The patent covers a system to calculate a “maximum volume parameter
” during “the playing back of the media by the media player
” based on the volume the player was set to while “playing back of audio media during a time period prior to executing the maximum volume refining step
For those who don’t speak Patentese, it’s a system to figure out how long you’ve been listening to music and at what volume before telling you to “turn that racket down” in the form of an automatically enforced drop in maximum volume. Don’t think that turning the iPod off and back on again will help you, either: the patent also covers a way to figure out “the amount of 'quiet time' between when the iPod is turned off and when it is restarted
”, and if that doesn’t fit in with Apple’s idea of a decently long break you’ll still be stuck in ‘whisper’ mode.
It seems that Apple thinks that iPod owners are too dumb to set a sensible volume level. After an initial raft of lawsuits
in the litigation-hungry United States Apple introduced the ability to set a user-configurable maximum volume limit
on your iPod. Apple had protected themselves against lawsuits with the “but we gave you an option” defence, and users everywhere just ignored the ‘feature’. Everyone was happy.
If this patent were granted it’s quite likely that it would become a mandatory feature of the ubiquitous player, at least in the US. Personally, I prefer my MP3 player to be a little more rock ‘n roll and a little less preachy.
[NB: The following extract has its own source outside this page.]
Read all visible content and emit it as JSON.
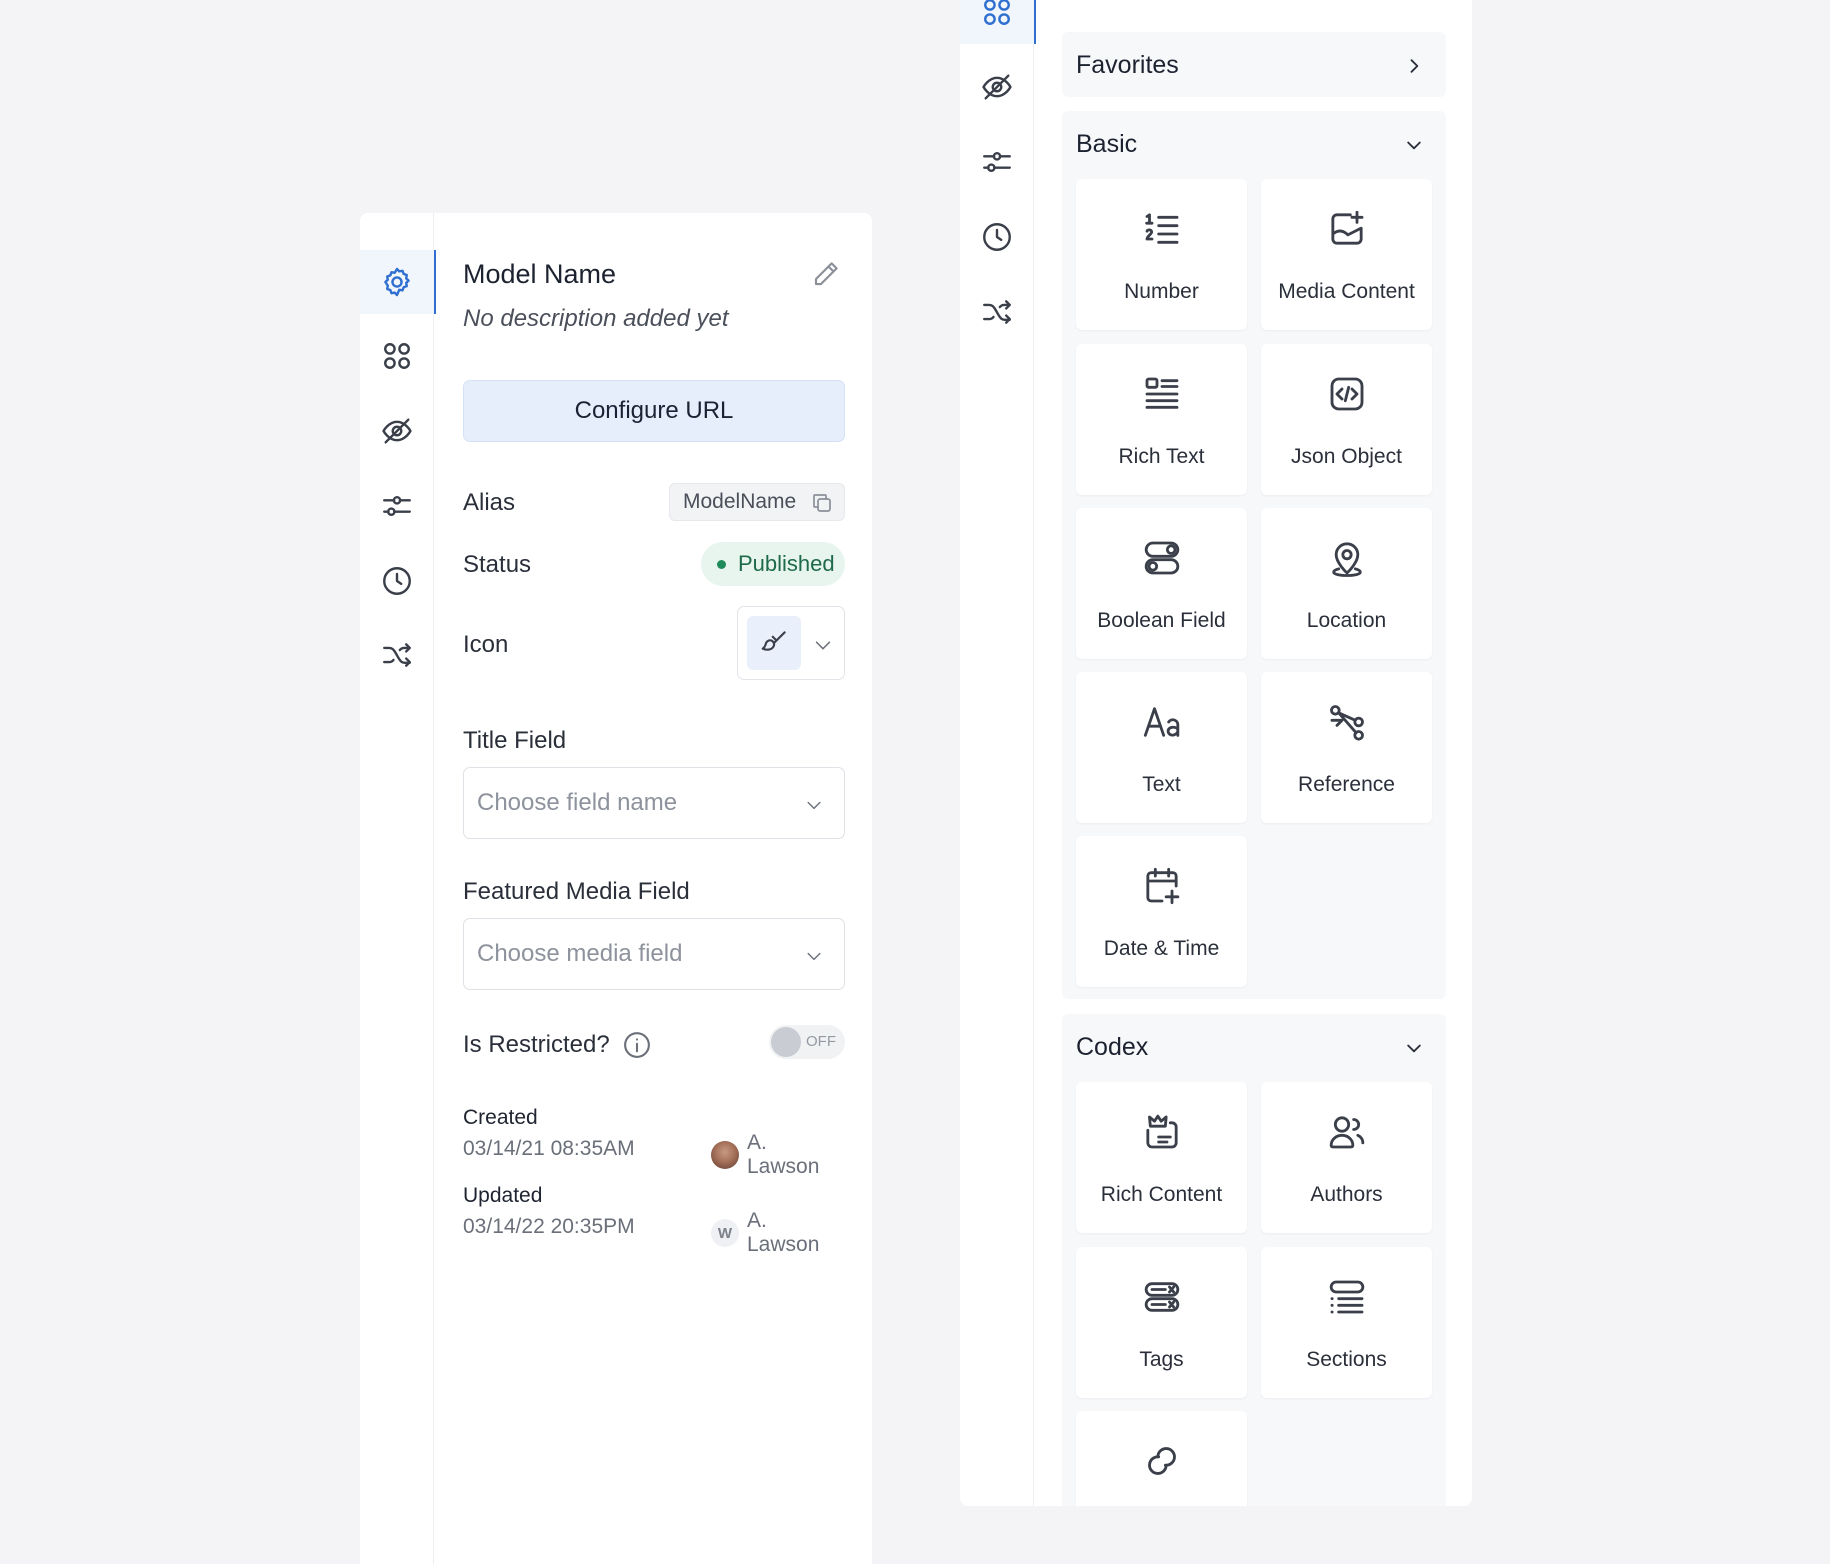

Should we think of the children, or should big business keep its nose out of your Spinal Tap-esque habits of turning it up to 11? Let us know via the forums